By Brad Dison
Photo caption: William Porter Working in the Teller Cage of First National Bank of Austin circa 1892
When Mary Porter was in her final year of high school, she wrote an essay entitled “The Influence of Misfortune Upon the Gifted.” She had no way of knowing how well that title fit the life of her son, William Sydney Porter. In 1882, twenty-year-old William Sidney Porter decided to relocate from Greensboro, North Carolina to rural Texas to alleviate his persistent coughing. While in Texas, William worked as laborer on a sheep ranch, as a surveyor, as a newspaper writer and cartoonist at the Houston Post, and finally, in 1891, as a paying and receiving teller for the First National Bank of Austin. During his tenure at the bank, William worked part time on a humorous weekly newspaper of his own creation called The Rolling Stone.
It was while he was working for the First National Bank of Austin that misfortune struck. In 1894, William’s boss accused him of embezzling $1,100.00. William defended himself as well as he could, but the bank’s accounting ledgers were rarely balanced due its “loose methods.” He explained that he had been a loyal employee of the bank for four years. There was nothing William could say that would save his job. After being fired, William worked on The Rolling Stone full time. He was lucky not to be prosecuted.
In 1895, William moved with his family to Houston to work at the Houston Post after The Rolling Stone failed to turn a profit. William’s luck ran out when the First National Bank of Austin was audited. After reviewing the bank’s ledgers, the federal auditor found evidence of embezzlement. William’s ex-boss told the auditor that William had been fired for embezzling money. William was indicted on the embezzlement charge and arrested in Houston. William’s father posted bail and William was released. His trial was set for July 7, 1896.
On the day before his trial was to begin, after much discussion with his wife, William fled to New Orleans then took a ship to Honduras. At the time, Honduras had no extradition treaty with the United States. William’s wife, Athol, and daughter, Margaret, were to join William in Honduras at a later date. Misfortune struck William again when his wife contracted Tuberculosis. Despite being a fugitive, William quickly returned to Austin to be with his wife. William’s wife, 29-year-old Athol Estes Porter, died on July 25, 1897.
While grieving over the loss of his wife, William stood trial for embezzlement. He tried to persuade anyone who would listen that he was innocent, but on February 17, 1898, he was found guilty and sentenced to five years in prison. He began serving his prison sentence at the Ohio Penitentiary in Columbus, Ohio the following month. It must be noted that William’s predecessor in the job had a nervous breakdown and his successor tried to commit suicide. The First National Bank of Austin, the loosely-run bank in which William was convicted of embezzling of money, eventually failed.

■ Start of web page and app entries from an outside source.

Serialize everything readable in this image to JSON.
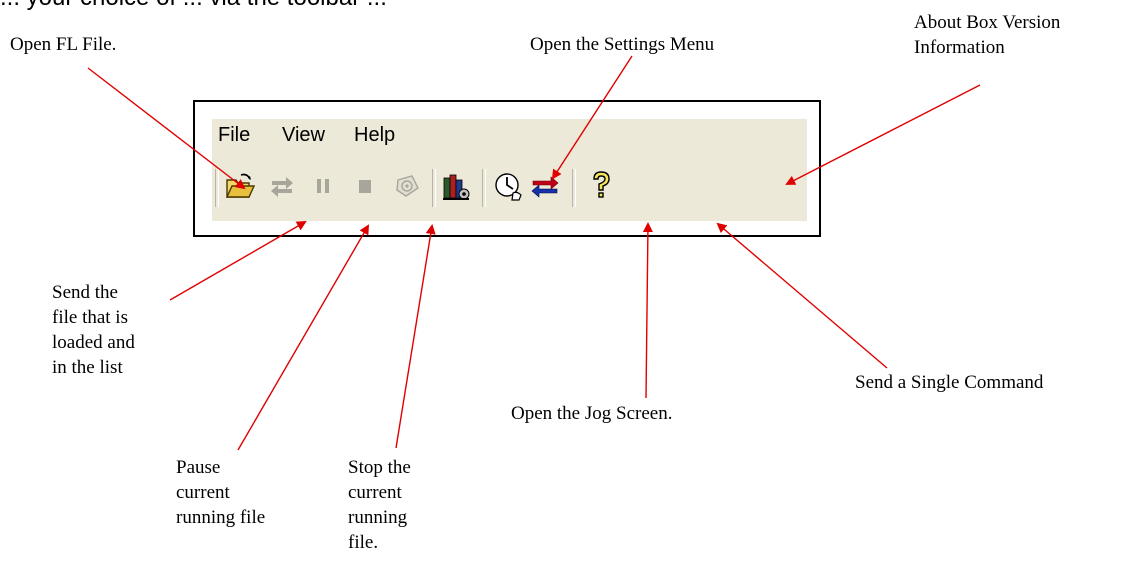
{
  "heading_fragment": "... your choice of ... via the toolbar ...",
  "menu": {
    "file": "File",
    "view": "View",
    "help": "Help"
  },
  "toolbar_buttons": [
    {
      "name": "open-fl-file-button",
      "icon": "open-folder-icon",
      "enabled": true
    },
    {
      "name": "send-file-button",
      "icon": "send-arrows-icon",
      "enabled": false
    },
    {
      "name": "pause-button",
      "icon": "pause-icon",
      "enabled": false
    },
    {
      "name": "stop-button",
      "icon": "stop-icon",
      "enabled": false
    },
    {
      "name": "disabled-tool-button",
      "icon": "gear-disc-icon",
      "enabled": false
    },
    {
      "name": "settings-button",
      "icon": "settings-books-icon",
      "enabled": true
    },
    {
      "name": "jog-screen-button",
      "icon": "jog-hand-icon",
      "enabled": true
    },
    {
      "name": "single-command-button",
      "icon": "swap-arrows-icon",
      "enabled": true
    },
    {
      "name": "about-button",
      "icon": "question-mark-icon",
      "enabled": true
    }
  ],
  "annotations": {
    "open_fl_file": "Open FL File.",
    "settings_menu": "Open the Settings Menu",
    "about_line1": "About Box Version",
    "about_line2": "Information",
    "send_line1": "Send the",
    "send_line2": "file that is",
    "send_line3": "loaded and",
    "send_line4": "in the list",
    "jog_screen": "Open the Jog Screen.",
    "single_command": "Send a Single Command",
    "pause_line1": "Pause",
    "pause_line2": "current",
    "pause_line3": "running file",
    "stop_line1": "Stop the",
    "stop_line2": "current",
    "stop_line3": "running",
    "stop_line4": "file."
  },
  "colors": {
    "arrow": "#e00000",
    "toolbar_bg": "#ece9d8",
    "disabled_icon": "#a8a59a"
  }
}
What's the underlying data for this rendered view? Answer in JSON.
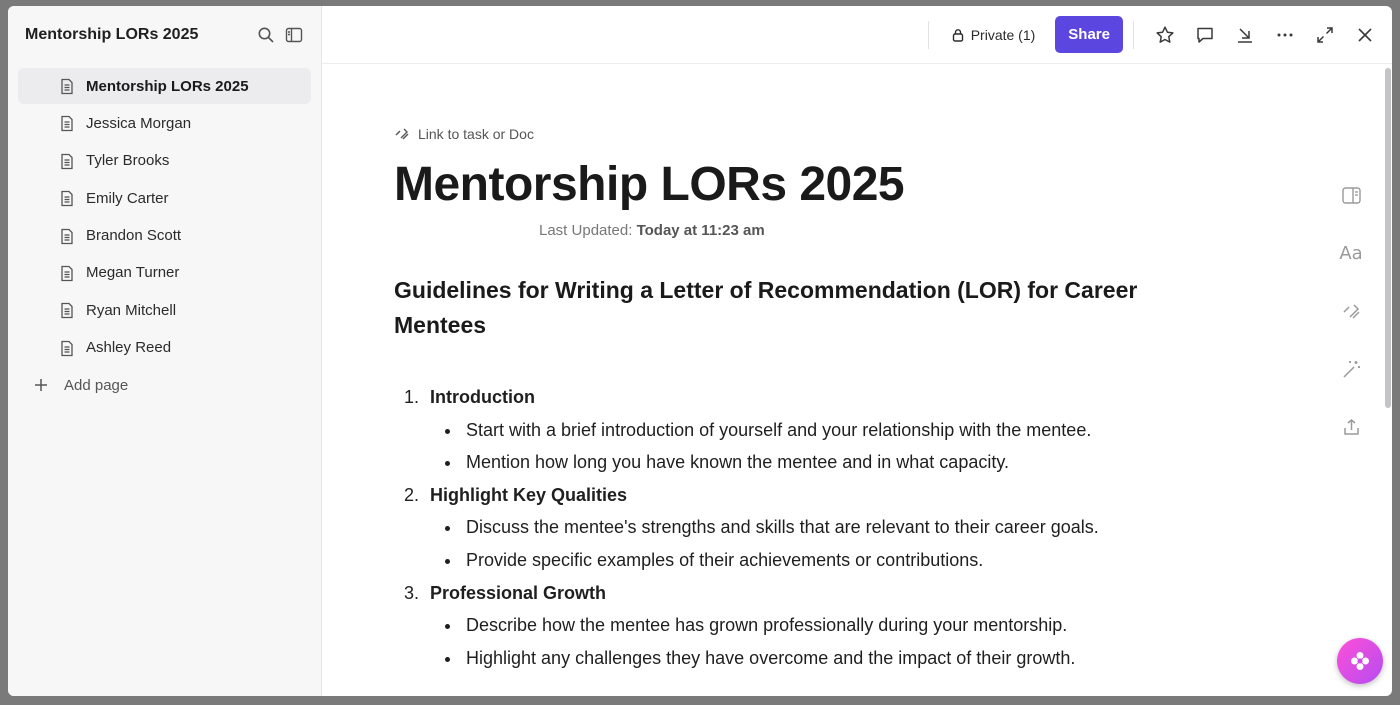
{
  "sidebar": {
    "title": "Mentorship LORs 2025",
    "items": [
      {
        "label": "Mentorship LORs 2025"
      },
      {
        "label": "Jessica Morgan"
      },
      {
        "label": "Tyler Brooks"
      },
      {
        "label": "Emily Carter"
      },
      {
        "label": "Brandon Scott"
      },
      {
        "label": "Megan Turner"
      },
      {
        "label": "Ryan Mitchell"
      },
      {
        "label": "Ashley Reed"
      }
    ],
    "add_page": "Add page"
  },
  "topbar": {
    "private_label": "Private (1)",
    "share_label": "Share"
  },
  "doc": {
    "link_label": "Link to task or Doc",
    "title": "Mentorship LORs 2025",
    "updated_label": "Last Updated:",
    "updated_value": "Today at 11:23 am",
    "heading": "Guidelines for Writing a Letter of Recommendation (LOR) for Career Mentees",
    "sections": [
      {
        "title": "Introduction",
        "bullets": [
          "Start with a brief introduction of yourself and your relationship with the mentee.",
          "Mention how long you have known the mentee and in what capacity."
        ]
      },
      {
        "title": "Highlight Key Qualities",
        "bullets": [
          "Discuss the mentee's strengths and skills that are relevant to their career goals.",
          "Provide specific examples of their achievements or contributions."
        ]
      },
      {
        "title": "Professional Growth",
        "bullets": [
          "Describe how the mentee has grown professionally during your mentorship.",
          "Highlight any challenges they have overcome and the impact of their growth."
        ]
      }
    ]
  },
  "rail": {
    "font_label": "Aa"
  },
  "colors": {
    "accent": "#5b47e0",
    "active_item_bg": "#ececee"
  }
}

William was able to turn the misfortune of prison into a fortunate situation. One newspaper reporter claimed “The prison term, to a man of Porter’s sensitive temperament and culture—he was of the best blood of Virginia and North Carolina—was crushing, yet it revived and stimulated his genius.” For the entirety of his prison term, William wrote short stories with a fervor. He knew no one would publish stories sent from a convicted criminal in the penitentiary, so William enlisted the help of a friend. Each time he completed a story, William mailed it to his friend. Upon receiving it, his friend discarded the prison envelope, addressed a new envelope to William’s publisher, and the publisher was none the wiser. To ensure that no one learned that the stories were written by a convict, William chose a pen name that he had used on occasion.
William’s stories became wildly popular. Newspapers proclaimed after his death that his “name and fame…is secure in American literature. He was one American writer who was touched with the fire of genius. After Poe, he was the greatest American master of the short story, and in depicting American life he excelled Poe and was equal to Mark Twain.” William entered prison “a man chastened by misfortune.” He emerged as an American icon, a man “whose genius had been stimulated and inspired.” William Sydney Porter became famous for stories such as “The Gift of the Magi,” “The Ransom of Red Chief,” and “The Caballero’s Way” in which he introduced his most famous character, Cisco Kid. His pen name was … O. Henry.
1. Austin American-Statesman, August 1, 1897. P.3.
2. The Chattanooga News, November 3, 1916, p.4.